Task description
The whole listing that follows is to be restated word for word, images excluded.

Data for review
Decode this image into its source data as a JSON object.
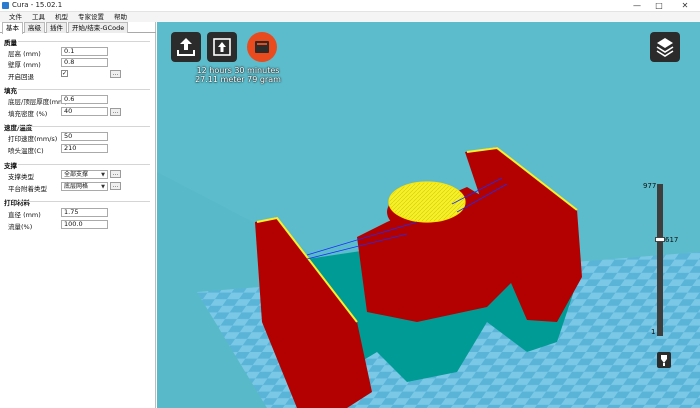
{
  "window": {
    "title": "Cura - 15.02.1",
    "minimize": "—",
    "maximize": "□",
    "close": "✕"
  },
  "menu": [
    "文件",
    "工具",
    "机型",
    "专家设置",
    "帮助"
  ],
  "tabs": [
    "基本",
    "高级",
    "插件",
    "开始/结束-GCode"
  ],
  "sections": {
    "quality": {
      "title": "质量",
      "layer_height_label": "层高 (mm)",
      "layer_height": "0.1",
      "wall_thickness_label": "壁厚 (mm)",
      "wall_thickness": "0.8",
      "retraction_label": "开启回退",
      "retraction_checked": true
    },
    "fill": {
      "title": "填充",
      "bottom_top_label": "底层/顶层厚度(mm)",
      "bottom_top": "0.6",
      "density_label": "填充密度 (%)",
      "density": "40"
    },
    "speed": {
      "title": "速度/温度",
      "print_speed_label": "打印速度(mm/s)",
      "print_speed": "50",
      "nozzle_temp_label": "喷头温度(C)",
      "nozzle_temp": "210"
    },
    "support": {
      "title": "支撑",
      "support_type_label": "支撑类型",
      "support_type": "全部支撑",
      "adhesion_label": "平台附着类型",
      "adhesion": "底层网格"
    },
    "filament": {
      "title": "打印材料",
      "diameter_label": "直径 (mm)",
      "diameter": "1.75",
      "flow_label": "流量(%)",
      "flow": "100.0"
    }
  },
  "dots_label": "...",
  "print_info": {
    "time": "12 hours 30 minutes",
    "material": "27.11 meter 79 gram"
  },
  "tool_buttons": {
    "load_icon": "load-model-icon",
    "save_icon": "save-toolpath-icon",
    "sd_icon": "sd-card-icon"
  },
  "layer_slider": {
    "max": "977",
    "current": "617",
    "min": "1",
    "level": 0.632
  },
  "colors": {
    "viewport": "#58b9c8",
    "model": "#b30000",
    "fill": "#f5f02a",
    "support": "#009b94",
    "accent": "#e94b1e"
  }
}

Task solution
Decode this image into its source data as a JSON object.
{
  "window": {
    "title": "Cura - 15.02.1",
    "minimize": "—",
    "maximize": "□",
    "close": "✕"
  },
  "menu": [
    "文件",
    "工具",
    "机型",
    "专家设置",
    "帮助"
  ],
  "tabs": [
    "基本",
    "高级",
    "插件",
    "开始/结束-GCode"
  ],
  "sections": {
    "quality": {
      "title": "质量",
      "layer_height_label": "层高 (mm)",
      "layer_height": "0.1",
      "wall_thickness_label": "壁厚 (mm)",
      "wall_thickness": "0.8",
      "retraction_label": "开启回退",
      "retraction_checked": true
    },
    "fill": {
      "title": "填充",
      "bottom_top_label": "底层/顶层厚度(mm)",
      "bottom_top": "0.6",
      "density_label": "填充密度 (%)",
      "density": "40"
    },
    "speed": {
      "title": "速度/温度",
      "print_speed_label": "打印速度(mm/s)",
      "print_speed": "50",
      "nozzle_temp_label": "喷头温度(C)",
      "nozzle_temp": "210"
    },
    "support": {
      "title": "支撑",
      "support_type_label": "支撑类型",
      "support_type": "全部支撑",
      "adhesion_label": "平台附着类型",
      "adhesion": "底层网格"
    },
    "filament": {
      "title": "打印材料",
      "diameter_label": "直径 (mm)",
      "diameter": "1.75",
      "flow_label": "流量(%)",
      "flow": "100.0"
    }
  },
  "dots_label": "...",
  "print_info": {
    "time": "12 hours 30 minutes",
    "material": "27.11 meter 79 gram"
  },
  "tool_buttons": {
    "load_icon": "load-model-icon",
    "save_icon": "save-toolpath-icon",
    "sd_icon": "sd-card-icon"
  },
  "layer_slider": {
    "max": "977",
    "current": "617",
    "min": "1",
    "level": 0.632
  },
  "colors": {
    "viewport": "#58b9c8",
    "model": "#b30000",
    "fill": "#f5f02a",
    "support": "#009b94",
    "accent": "#e94b1e"
  }
}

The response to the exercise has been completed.